What you need to do — Only the number is needed. Please count the lines below in which the word "this" occurs.

(Items from an interface collection)

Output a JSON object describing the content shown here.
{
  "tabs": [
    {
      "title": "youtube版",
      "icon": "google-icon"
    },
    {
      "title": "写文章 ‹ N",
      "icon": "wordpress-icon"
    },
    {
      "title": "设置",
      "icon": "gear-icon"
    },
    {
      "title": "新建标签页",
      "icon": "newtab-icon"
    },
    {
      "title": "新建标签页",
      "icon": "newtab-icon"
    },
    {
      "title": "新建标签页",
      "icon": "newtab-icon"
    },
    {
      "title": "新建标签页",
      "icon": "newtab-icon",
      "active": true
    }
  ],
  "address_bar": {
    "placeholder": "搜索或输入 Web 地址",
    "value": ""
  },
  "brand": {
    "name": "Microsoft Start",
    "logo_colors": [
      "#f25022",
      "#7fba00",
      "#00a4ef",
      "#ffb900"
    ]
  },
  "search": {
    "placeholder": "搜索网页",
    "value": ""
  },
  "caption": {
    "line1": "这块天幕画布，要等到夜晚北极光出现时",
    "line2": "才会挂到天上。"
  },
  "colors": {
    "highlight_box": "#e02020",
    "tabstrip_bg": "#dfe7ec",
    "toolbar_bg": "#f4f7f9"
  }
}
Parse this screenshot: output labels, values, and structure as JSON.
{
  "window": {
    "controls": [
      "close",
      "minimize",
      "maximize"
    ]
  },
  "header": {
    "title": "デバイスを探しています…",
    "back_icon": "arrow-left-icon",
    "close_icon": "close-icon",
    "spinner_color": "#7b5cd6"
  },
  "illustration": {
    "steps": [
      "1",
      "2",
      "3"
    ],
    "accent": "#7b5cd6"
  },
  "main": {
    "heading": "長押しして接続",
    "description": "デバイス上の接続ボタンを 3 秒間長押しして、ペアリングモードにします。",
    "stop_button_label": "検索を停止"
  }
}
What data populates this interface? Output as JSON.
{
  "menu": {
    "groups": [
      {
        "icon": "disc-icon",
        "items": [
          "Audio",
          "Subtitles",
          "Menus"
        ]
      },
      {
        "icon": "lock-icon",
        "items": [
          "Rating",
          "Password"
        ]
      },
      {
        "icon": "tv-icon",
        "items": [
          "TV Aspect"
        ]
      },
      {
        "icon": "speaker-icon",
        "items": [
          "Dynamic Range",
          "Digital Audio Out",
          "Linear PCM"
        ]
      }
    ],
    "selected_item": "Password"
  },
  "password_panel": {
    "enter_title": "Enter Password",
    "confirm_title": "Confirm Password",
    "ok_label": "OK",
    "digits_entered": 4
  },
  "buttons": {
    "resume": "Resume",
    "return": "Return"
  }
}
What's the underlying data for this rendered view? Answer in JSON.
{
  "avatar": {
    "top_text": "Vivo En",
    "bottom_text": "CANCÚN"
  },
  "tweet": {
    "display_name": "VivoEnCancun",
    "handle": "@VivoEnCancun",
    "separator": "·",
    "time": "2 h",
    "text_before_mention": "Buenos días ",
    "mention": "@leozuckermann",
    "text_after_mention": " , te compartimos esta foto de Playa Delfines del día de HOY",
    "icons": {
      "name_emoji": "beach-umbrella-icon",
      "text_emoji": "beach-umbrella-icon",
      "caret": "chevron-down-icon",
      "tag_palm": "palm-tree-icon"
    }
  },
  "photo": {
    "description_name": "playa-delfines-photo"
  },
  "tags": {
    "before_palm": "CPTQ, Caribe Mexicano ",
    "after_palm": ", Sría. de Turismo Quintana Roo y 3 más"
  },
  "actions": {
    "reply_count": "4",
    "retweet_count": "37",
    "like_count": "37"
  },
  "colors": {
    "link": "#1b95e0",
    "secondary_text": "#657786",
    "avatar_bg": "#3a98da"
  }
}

Output — 3